[Download PDF] I commend the member for Coogee and other members in this place for this motion. I take the opportunity to pay tribute not only to State Emergency Service [SES] volunteers for their efforts in the past 24 hours in responding to a huge amount of callouts and peoples' worry and despair but to the volunteers who contribute to efforts across the State during any emergency.
I acknowledge the member for Kiama, who is present in the Chamber, and the difficult conditions his community is dealing with at present. Obviously, being from the Blue Mountains, I mention my SES unit, which covers one of the largest municipal areas in the world.
The Blue Mountains local government area covers 1,433 square kilometres along the Great Dividing Range, in the west of the greater Sydney area, and about 70 per cent of that area sits in the Blue Mountains National Park.
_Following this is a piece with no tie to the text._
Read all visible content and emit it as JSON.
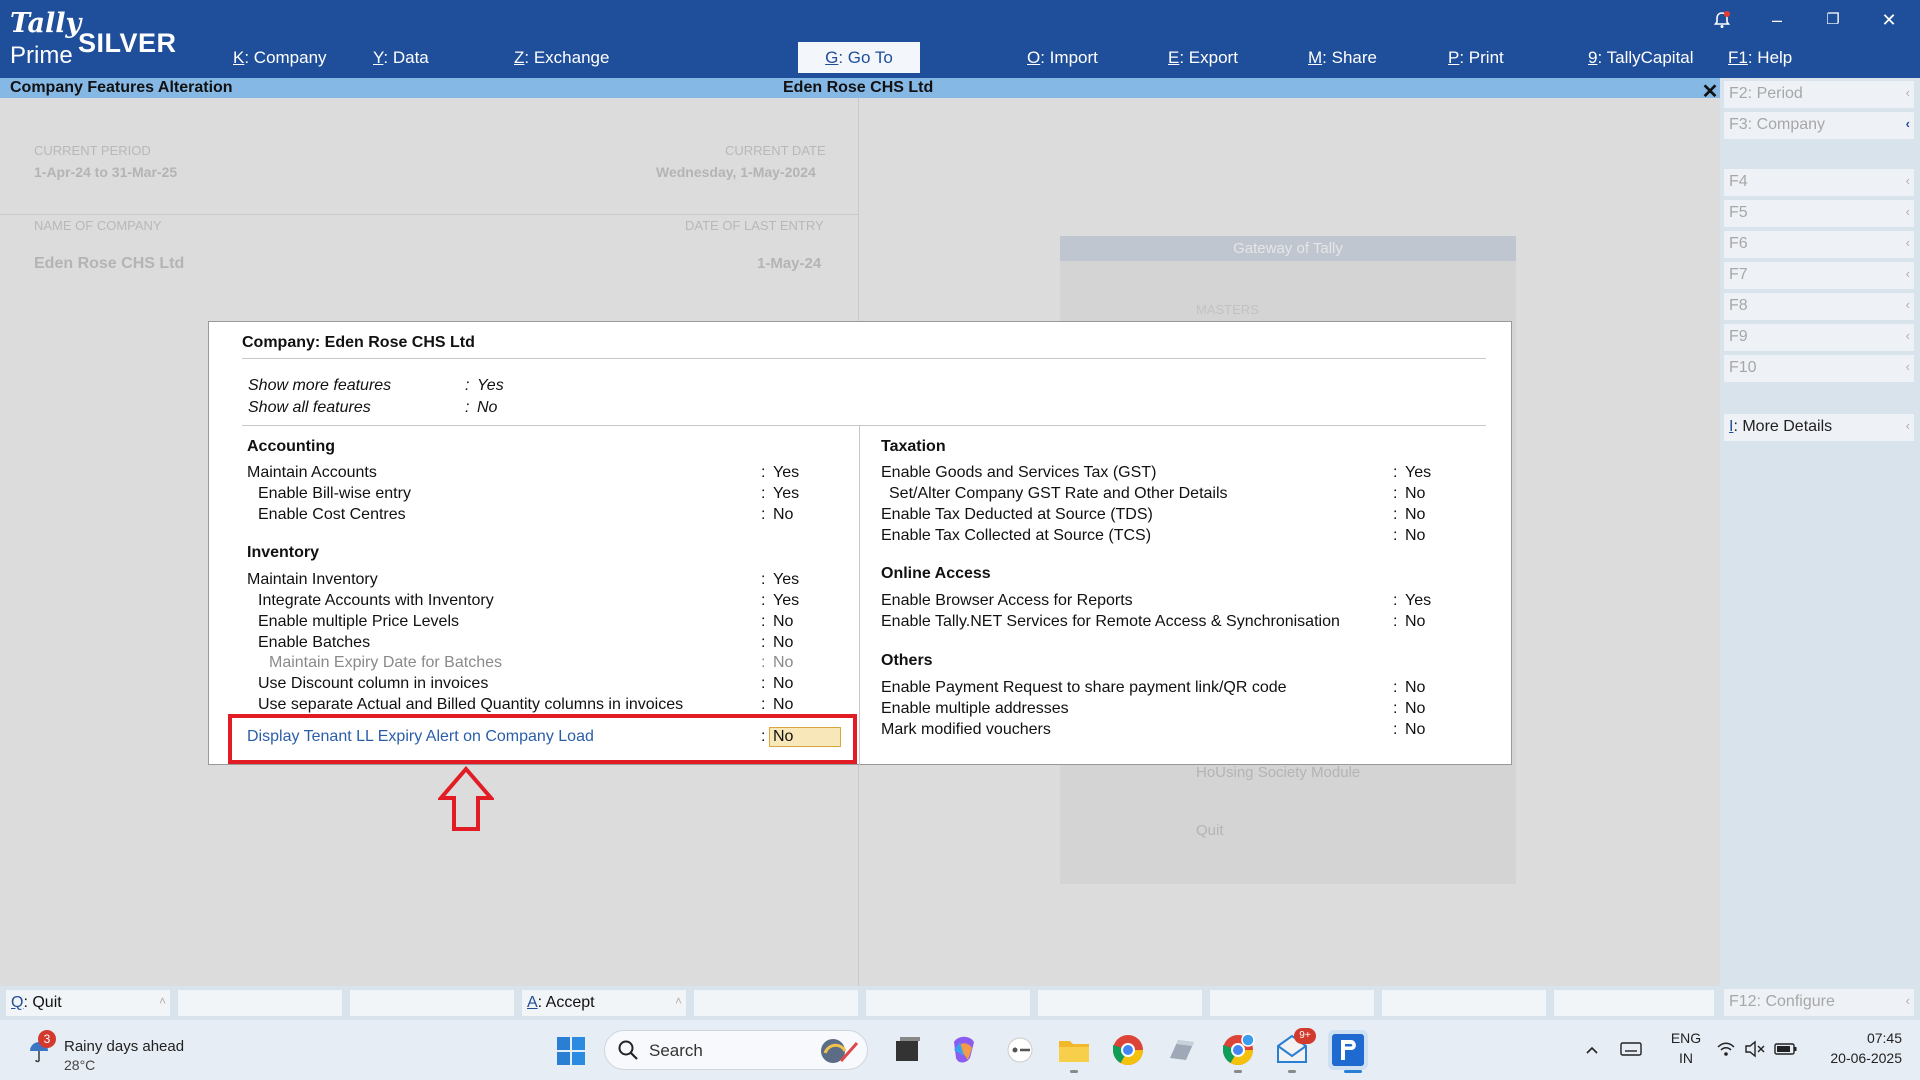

Some of the particular difficulties that are faced by our SES include terrain and climate—the very attributes that make our area an attractive place to visit.
I acknowledge that at the beginning of May this year the NSW State Emergency Service celebrated its sixtieth birthday. The State Emergency Service was formed after deadly floods affected the Hunter back in 1955. To this day, it is important for us to acknowledge our SES volunteers.
For an operational period of 14 days in April-May of this year, more than half of the Blue Mountains SES fleet was deployed to the Gosford, Wyong, Taree, Grafton and Port Stephens areas after more than 21,000 calls for assistance were made. Today I pay tribute to John Hughes, the local controller of the Blue Mountains SES, his operations team and countless volunteers.
Since the inception of the Blue Mountains SES unit in 1957, the unit has been involved in a large number of emergencies throughout the Blue Mountains and New South Wales. Today in the New South Wales Parliament I take my hat off to them and to all the SES volunteers across New South Wales.